The corner of Peachtree and Poplar gets sun six to eight hours a day nine months of the year and lies south below a rise that shields it from winter winds. The garden there between the street and an old parking lot is filled with flowers and fruits, butterflies and bees. My hope is for it to become a pocket park, a small public space usually created on a single vacant building lot or on a small irregular piece of land. Too small for physical activities (well, maybe tai chi), pocket parks provide a greenway for wildlife (particularly birds and insects, though you can’t rule out the occasional reptile or mammal ), greenery, a place to sit outdoors and often a venue for the visual and performing arts, if only in the form of a wall and a stage. In upscale neighborhoods, pocket parks are the only option for creating new public spaces of the type that increase neighboring property values. I realize this idea of creating a little park on that busy corner is a pipe dream.
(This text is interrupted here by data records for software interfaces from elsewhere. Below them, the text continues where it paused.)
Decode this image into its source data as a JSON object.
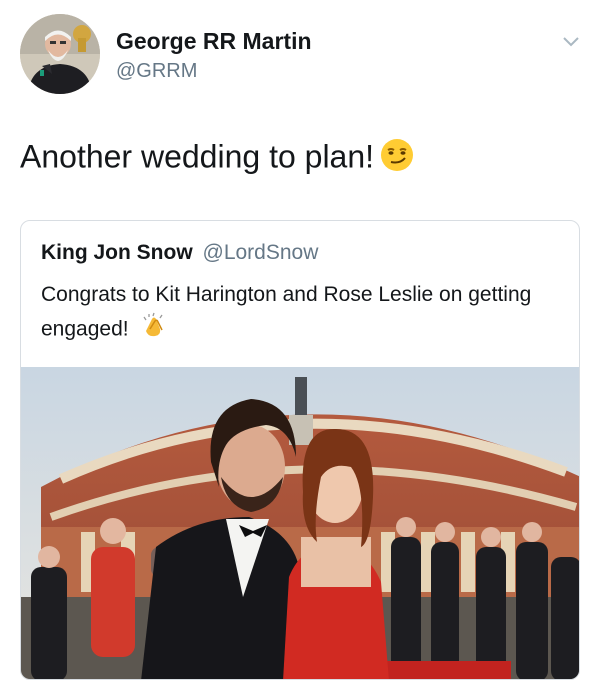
{
  "tweet": {
    "author_name": "George RR Martin",
    "author_handle": "@GRRM",
    "text": "Another wedding to plan!",
    "emoji_icon": "smirking-face-icon"
  },
  "quoted": {
    "author_name": "King Jon Snow",
    "author_handle": "@LordSnow",
    "text": "Congrats to Kit Harington and Rose Leslie on getting engaged!",
    "emoji_icon": "clapping-hands-icon"
  },
  "colors": {
    "text": "#14171a",
    "secondary_text": "#657786",
    "border": "#d8dde2"
  }
}
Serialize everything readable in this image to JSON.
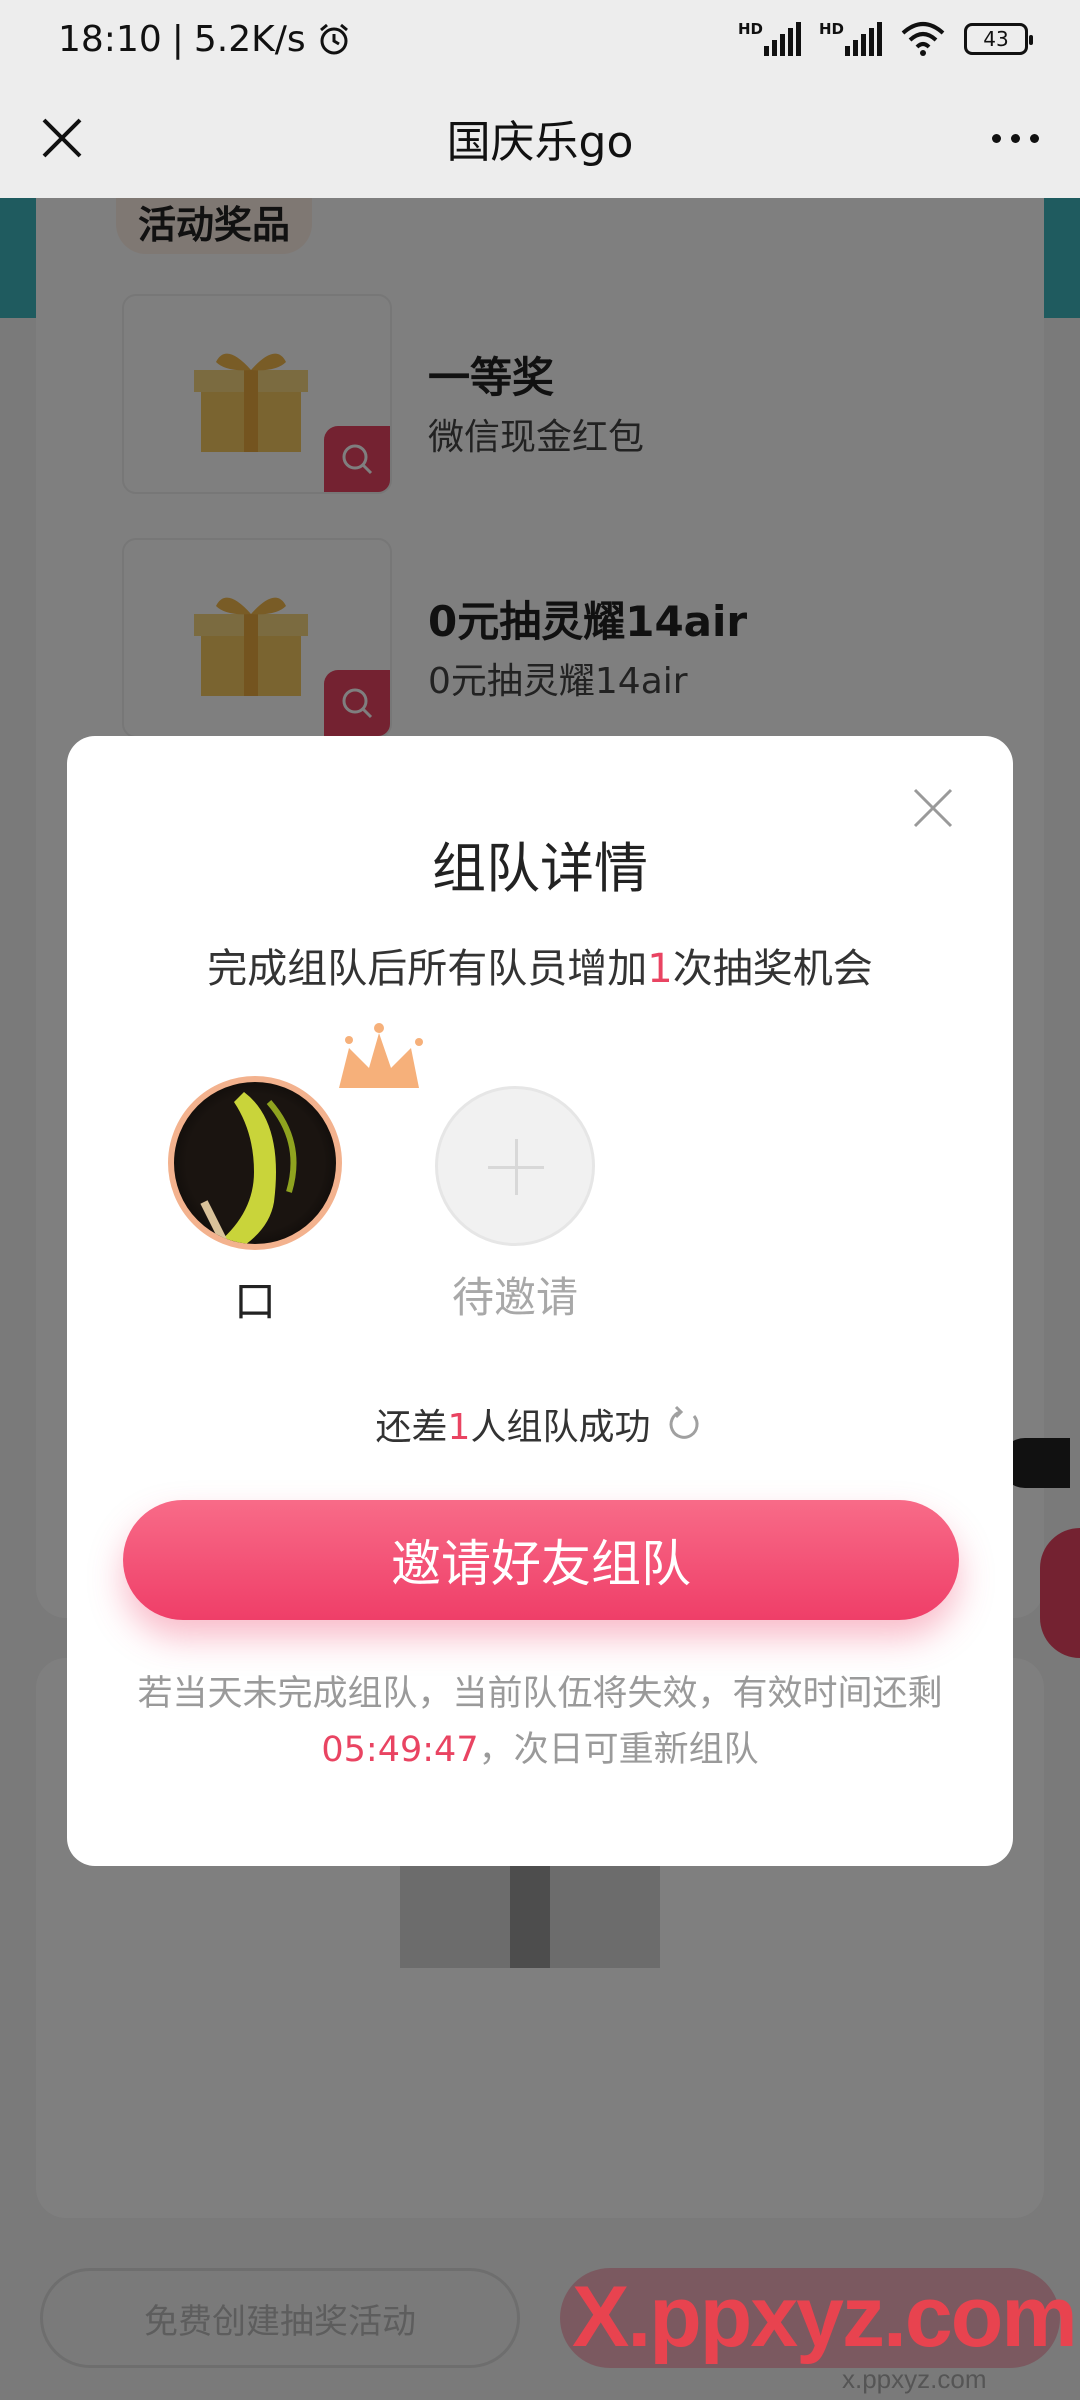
{
  "status_bar": {
    "time": "18:10",
    "network_speed": "5.2K/s",
    "hd_label": "HD",
    "battery": "43",
    "icons": [
      "alarm-icon",
      "signal-icon",
      "signal-icon",
      "wifi-icon",
      "battery-icon"
    ]
  },
  "nav": {
    "title": "国庆乐go",
    "close_icon": "close-icon",
    "more_icon": "more-icon"
  },
  "background": {
    "section_title": "活动奖品",
    "prizes": [
      {
        "name": "一等奖",
        "desc": "微信现金红包"
      },
      {
        "name": "0元抽灵耀14air",
        "desc": "0元抽灵耀14air"
      }
    ],
    "bottom_left_button": "免费创建抽奖活动"
  },
  "modal": {
    "title": "组队详情",
    "subtitle_prefix": "完成组队后所有队员增加",
    "subtitle_count": "1",
    "subtitle_suffix": "次抽奖机会",
    "members": [
      {
        "name": "口",
        "role": "leader"
      },
      {
        "name": "待邀请",
        "role": "pending"
      }
    ],
    "status_prefix": "还差",
    "status_count": "1",
    "status_suffix": "人组队成功",
    "invite_button": "邀请好友组队",
    "notice_prefix": "若当天未完成组队，当前队伍将失效，有效时间还剩",
    "notice_timer": "05:49:47",
    "notice_suffix": "，次日可重新组队"
  },
  "watermark": {
    "logo": "X.ppxyz.com",
    "sub": "x.ppxyz.com"
  },
  "colors": {
    "accent": "#ef3e68",
    "teal": "#3fb7bf",
    "nav_bg": "#ededed"
  }
}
All I can do is cast bread upon the waters.
JACKSON, MS (YPI)—In an effort to reduce the theft of maintenance equipment, the City of Jackson has initiated a program of placing their more valuable pieces of machinery at “random and undisclosed” areas of the city until needed for upcoming projects.
“We are determined to protect the taxpayers’ property,” a spokesperson said, “and this method of dispersing machinery instead of keeping it in a vulnerable centralized location should greatly reduce the loss of expensive heavy equipment such as backhoes, trenchers and excavators.”
The location of the equipment, while “obvious to local residents” would be unknown to organized criminals who could steal and sell the machinery. “Some of these machines are worth a lot of money,” the spokesperson said, “and we need to protect them while they aren’t in use.” An estimated 75% of the city’s maintenance equipment is currently idle.
While most metro news outlets were quick to point out that this move is nothing more than a “frivolous” and “shamefully useless” effort, designed according to one periodical as “nothing more than a blatant attempt of the administration to draw attention away from its legal entanglements”, a metro alternative weekly applauded what it called “the city’s bold and innovative new initiative”.
One Jackson resident said, “I just wish they’d leave the keys in them and provide me with a pile of asphalt mix.”